### Assignment:
Retype all data exactly as given. Pictures should not be retyped.

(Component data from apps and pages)
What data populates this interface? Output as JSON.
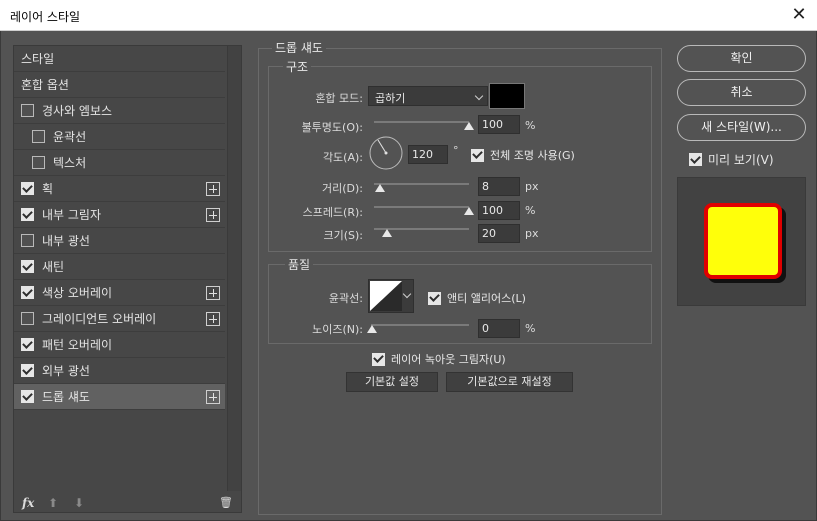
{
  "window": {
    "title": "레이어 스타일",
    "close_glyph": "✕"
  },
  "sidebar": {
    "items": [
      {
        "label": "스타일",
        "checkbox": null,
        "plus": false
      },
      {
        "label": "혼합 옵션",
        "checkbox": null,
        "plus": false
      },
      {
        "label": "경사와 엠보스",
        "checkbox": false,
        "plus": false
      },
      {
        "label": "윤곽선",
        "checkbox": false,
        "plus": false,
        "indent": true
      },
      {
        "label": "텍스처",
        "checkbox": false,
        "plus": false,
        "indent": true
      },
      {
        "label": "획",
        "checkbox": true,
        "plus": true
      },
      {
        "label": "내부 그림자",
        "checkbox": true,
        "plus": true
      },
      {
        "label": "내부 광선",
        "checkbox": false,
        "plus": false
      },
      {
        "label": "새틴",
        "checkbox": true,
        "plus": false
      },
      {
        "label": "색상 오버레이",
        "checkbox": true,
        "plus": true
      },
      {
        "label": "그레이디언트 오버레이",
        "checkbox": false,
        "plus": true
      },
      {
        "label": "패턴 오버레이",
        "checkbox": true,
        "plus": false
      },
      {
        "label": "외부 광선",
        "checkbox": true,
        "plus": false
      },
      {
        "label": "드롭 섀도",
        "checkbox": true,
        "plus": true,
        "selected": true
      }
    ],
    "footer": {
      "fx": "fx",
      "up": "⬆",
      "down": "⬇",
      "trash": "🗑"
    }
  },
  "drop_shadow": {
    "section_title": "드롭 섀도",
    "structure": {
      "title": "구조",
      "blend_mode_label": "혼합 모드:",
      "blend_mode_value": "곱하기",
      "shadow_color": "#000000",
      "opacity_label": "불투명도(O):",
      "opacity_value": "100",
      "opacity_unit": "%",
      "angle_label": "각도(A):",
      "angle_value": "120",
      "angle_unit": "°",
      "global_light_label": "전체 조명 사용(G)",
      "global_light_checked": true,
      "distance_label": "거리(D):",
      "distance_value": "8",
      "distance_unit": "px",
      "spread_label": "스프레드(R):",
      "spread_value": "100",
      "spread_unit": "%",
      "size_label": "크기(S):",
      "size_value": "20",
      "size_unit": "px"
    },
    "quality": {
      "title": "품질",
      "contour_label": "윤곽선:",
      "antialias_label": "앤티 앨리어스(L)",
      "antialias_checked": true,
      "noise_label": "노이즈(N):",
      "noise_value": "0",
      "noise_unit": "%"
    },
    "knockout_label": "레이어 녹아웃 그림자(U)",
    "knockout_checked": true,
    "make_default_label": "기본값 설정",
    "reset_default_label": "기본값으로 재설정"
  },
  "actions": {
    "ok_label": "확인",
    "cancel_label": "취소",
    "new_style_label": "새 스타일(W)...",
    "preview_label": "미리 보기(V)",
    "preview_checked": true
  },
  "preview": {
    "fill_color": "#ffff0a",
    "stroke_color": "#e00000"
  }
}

### Task answer:
What data populates this interface? Output as JSON.
{
  "window": {
    "title": "레이어 스타일",
    "close_glyph": "✕"
  },
  "sidebar": {
    "items": [
      {
        "label": "스타일",
        "checkbox": null,
        "plus": false
      },
      {
        "label": "혼합 옵션",
        "checkbox": null,
        "plus": false
      },
      {
        "label": "경사와 엠보스",
        "checkbox": false,
        "plus": false
      },
      {
        "label": "윤곽선",
        "checkbox": false,
        "plus": false,
        "indent": true
      },
      {
        "label": "텍스처",
        "checkbox": false,
        "plus": false,
        "indent": true
      },
      {
        "label": "획",
        "checkbox": true,
        "plus": true
      },
      {
        "label": "내부 그림자",
        "checkbox": true,
        "plus": true
      },
      {
        "label": "내부 광선",
        "checkbox": false,
        "plus": false
      },
      {
        "label": "새틴",
        "checkbox": true,
        "plus": false
      },
      {
        "label": "색상 오버레이",
        "checkbox": true,
        "plus": true
      },
      {
        "label": "그레이디언트 오버레이",
        "checkbox": false,
        "plus": true
      },
      {
        "label": "패턴 오버레이",
        "checkbox": true,
        "plus": false
      },
      {
        "label": "외부 광선",
        "checkbox": true,
        "plus": false
      },
      {
        "label": "드롭 섀도",
        "checkbox": true,
        "plus": true,
        "selected": true
      }
    ],
    "footer": {
      "fx": "fx",
      "up": "⬆",
      "down": "⬇",
      "trash": "🗑"
    }
  },
  "drop_shadow": {
    "section_title": "드롭 섀도",
    "structure": {
      "title": "구조",
      "blend_mode_label": "혼합 모드:",
      "blend_mode_value": "곱하기",
      "shadow_color": "#000000",
      "opacity_label": "불투명도(O):",
      "opacity_value": "100",
      "opacity_unit": "%",
      "angle_label": "각도(A):",
      "angle_value": "120",
      "angle_unit": "°",
      "global_light_label": "전체 조명 사용(G)",
      "global_light_checked": true,
      "distance_label": "거리(D):",
      "distance_value": "8",
      "distance_unit": "px",
      "spread_label": "스프레드(R):",
      "spread_value": "100",
      "spread_unit": "%",
      "size_label": "크기(S):",
      "size_value": "20",
      "size_unit": "px"
    },
    "quality": {
      "title": "품질",
      "contour_label": "윤곽선:",
      "antialias_label": "앤티 앨리어스(L)",
      "antialias_checked": true,
      "noise_label": "노이즈(N):",
      "noise_value": "0",
      "noise_unit": "%"
    },
    "knockout_label": "레이어 녹아웃 그림자(U)",
    "knockout_checked": true,
    "make_default_label": "기본값 설정",
    "reset_default_label": "기본값으로 재설정"
  },
  "actions": {
    "ok_label": "확인",
    "cancel_label": "취소",
    "new_style_label": "새 스타일(W)...",
    "preview_label": "미리 보기(V)",
    "preview_checked": true
  },
  "preview": {
    "fill_color": "#ffff0a",
    "stroke_color": "#e00000"
  }
}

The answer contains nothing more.